To test an environment for human faecal material, we have been relying on bacterial organisms that are very abundant in human gut, and not naturally occuring in water and soil, such as E. coli. But E. coli has a very limited specificity, since it is also a part of the gut community of many other animals. Lack of specificity means that when you detect E. coli in an environmental sample, you can’t tell confidently that the area is contaminated with human material, which has implications on administrative decisions.

In the study, McLellan and her colleagues suggest that the genus Blautia in Lachnospiraceae family may contain bacterial organisms that are specific to the host, therefore can be used to decet human contamination in environmental samples more accurately. But the taxonomic resolution is the limiting factor if one expects to find one named organism for each source. To overcome this problem they used oligotyping in the paper to identify closely related but distinct organisms among sequencing reads that were identified as Blautia during the taxonomic classification, and I helped them with the analyses of their datasets.

We used 152,730 quality-controlled reads from 132 samples (including human, sewage, chicken and cow samples). These reads were coming from the V6 region of the 16 rRNA gene, and were identified as genus Blautia. Then we oligotyped them. Oligotying process identified 108 oligotypes, distribution of which among these samples looked like this (Figure 6 in the original paper by McLellan et al.):

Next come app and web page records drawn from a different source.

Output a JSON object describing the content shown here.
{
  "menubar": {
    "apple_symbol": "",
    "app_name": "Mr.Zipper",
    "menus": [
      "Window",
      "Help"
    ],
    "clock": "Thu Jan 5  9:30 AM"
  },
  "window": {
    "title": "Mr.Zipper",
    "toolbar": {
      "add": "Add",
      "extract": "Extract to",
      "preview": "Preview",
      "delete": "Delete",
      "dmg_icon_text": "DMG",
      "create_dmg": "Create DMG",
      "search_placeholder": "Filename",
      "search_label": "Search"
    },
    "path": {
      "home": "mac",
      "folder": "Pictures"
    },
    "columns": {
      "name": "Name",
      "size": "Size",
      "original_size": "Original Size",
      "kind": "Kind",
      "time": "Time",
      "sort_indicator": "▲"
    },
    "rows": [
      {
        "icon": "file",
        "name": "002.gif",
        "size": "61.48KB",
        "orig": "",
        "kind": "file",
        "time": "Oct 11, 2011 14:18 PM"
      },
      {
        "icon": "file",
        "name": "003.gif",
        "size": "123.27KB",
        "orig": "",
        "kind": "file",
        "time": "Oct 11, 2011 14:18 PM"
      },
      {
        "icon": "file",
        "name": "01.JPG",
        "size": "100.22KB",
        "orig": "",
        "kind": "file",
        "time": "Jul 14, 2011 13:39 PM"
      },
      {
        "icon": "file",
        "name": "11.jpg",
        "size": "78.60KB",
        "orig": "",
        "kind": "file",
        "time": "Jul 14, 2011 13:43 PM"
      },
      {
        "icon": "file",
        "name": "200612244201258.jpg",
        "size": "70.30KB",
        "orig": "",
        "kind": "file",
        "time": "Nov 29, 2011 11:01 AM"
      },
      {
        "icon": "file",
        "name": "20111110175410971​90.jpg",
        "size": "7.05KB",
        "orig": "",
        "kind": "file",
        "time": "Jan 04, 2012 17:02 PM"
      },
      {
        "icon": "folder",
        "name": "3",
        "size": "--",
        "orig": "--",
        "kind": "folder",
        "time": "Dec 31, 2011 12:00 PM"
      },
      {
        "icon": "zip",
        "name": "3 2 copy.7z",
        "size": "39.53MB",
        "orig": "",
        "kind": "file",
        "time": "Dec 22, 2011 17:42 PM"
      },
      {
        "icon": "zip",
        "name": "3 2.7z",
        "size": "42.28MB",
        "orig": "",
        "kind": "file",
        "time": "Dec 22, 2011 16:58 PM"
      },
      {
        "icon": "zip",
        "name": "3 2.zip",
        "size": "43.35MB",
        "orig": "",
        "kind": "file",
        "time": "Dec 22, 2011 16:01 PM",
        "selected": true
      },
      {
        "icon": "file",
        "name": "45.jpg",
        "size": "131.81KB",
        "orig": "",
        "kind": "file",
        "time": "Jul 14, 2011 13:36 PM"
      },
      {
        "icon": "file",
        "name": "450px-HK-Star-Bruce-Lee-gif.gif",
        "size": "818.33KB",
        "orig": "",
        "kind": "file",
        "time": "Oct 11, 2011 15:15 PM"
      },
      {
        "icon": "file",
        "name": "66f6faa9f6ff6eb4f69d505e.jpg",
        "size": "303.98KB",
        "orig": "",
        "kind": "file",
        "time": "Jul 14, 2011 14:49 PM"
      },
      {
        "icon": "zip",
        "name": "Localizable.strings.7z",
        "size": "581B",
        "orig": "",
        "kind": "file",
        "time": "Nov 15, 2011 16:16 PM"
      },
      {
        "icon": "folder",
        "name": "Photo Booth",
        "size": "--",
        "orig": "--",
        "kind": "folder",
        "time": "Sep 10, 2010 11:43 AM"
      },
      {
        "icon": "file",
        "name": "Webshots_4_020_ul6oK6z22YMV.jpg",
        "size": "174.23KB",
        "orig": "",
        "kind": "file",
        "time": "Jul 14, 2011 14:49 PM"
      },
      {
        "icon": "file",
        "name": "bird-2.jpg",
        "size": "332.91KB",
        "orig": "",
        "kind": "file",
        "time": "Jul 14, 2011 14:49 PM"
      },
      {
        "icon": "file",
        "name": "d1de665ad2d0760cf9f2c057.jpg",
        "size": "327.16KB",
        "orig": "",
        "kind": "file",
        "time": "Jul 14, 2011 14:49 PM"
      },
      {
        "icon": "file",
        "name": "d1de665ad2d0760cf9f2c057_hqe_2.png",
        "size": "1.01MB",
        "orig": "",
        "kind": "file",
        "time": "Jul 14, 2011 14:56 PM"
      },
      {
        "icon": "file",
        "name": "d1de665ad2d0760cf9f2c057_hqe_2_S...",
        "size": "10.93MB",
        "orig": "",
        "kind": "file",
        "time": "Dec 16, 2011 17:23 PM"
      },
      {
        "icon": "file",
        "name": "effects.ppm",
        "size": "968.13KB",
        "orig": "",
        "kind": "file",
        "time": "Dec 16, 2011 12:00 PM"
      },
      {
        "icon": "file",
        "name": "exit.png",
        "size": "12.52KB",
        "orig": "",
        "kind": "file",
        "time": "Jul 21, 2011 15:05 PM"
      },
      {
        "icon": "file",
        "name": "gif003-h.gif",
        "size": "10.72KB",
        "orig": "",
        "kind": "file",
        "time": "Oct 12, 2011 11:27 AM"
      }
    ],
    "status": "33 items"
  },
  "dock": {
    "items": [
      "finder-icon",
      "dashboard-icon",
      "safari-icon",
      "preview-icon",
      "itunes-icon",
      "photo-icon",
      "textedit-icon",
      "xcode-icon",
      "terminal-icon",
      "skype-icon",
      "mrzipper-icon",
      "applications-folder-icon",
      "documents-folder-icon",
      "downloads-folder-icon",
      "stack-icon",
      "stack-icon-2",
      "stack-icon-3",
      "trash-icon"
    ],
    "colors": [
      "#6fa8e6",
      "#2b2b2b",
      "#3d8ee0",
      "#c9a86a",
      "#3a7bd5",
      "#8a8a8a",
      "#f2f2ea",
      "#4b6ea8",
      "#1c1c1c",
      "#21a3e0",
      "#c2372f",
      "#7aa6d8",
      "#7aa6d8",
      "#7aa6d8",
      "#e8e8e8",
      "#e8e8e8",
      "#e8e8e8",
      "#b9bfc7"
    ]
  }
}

This is how the caption of this figure reads:

Stacked bar chart of oligotypes among groups of samples. Each bar in the figure represents a sample and each colour denotes a different oligotype. Bars at the bottom indicate sample sources.

Among all the reads that were identified as Blautia by taxonomic analysis, now you can see that there are certain colors (oligotypes) that seem to be human specific. And the sewage samples very nicely resemble the human Blautia distribuiton, and present, somewhat expectedly, less variation from sample to sample (since everything is being mixed together in the sewage, it ameliorates the inter-personal variation we observe among humans). Meanwhile cows and chickens have their own distrubtion profiles that seem to be different than human-associated Blautia profiles.

But it is not easy to see ‘specificity’ of certain oligotypes when there are many colors. This figure clarifies that (Figure 7 in the original paper by McLellan et al.):

And here is how the caption reads:

Relative abundance representations among sample sources for eight Blautia host-specific oligotypes. Each dot in these panels represents the relative abundance of the listed oligotype (above each plot) among all Blautia assigned sequences in a faecal sample collected from a CHK = chicken (blue), CAT = cattle (green), HUM = human (orange) or a SEW = sewage influent sample (red). Box plots next to the dots provide the 25% and 75% and median relative abundance values for the samples. Whiskers represent 1.5 times the 25% and 75% quartile range.

If you are curious, you can take a look from Table 3 in this open-access paper to get the full-length V6 reads these oligotypes refer to.

This study demonstrates a very efficient way of using the oligotyping method.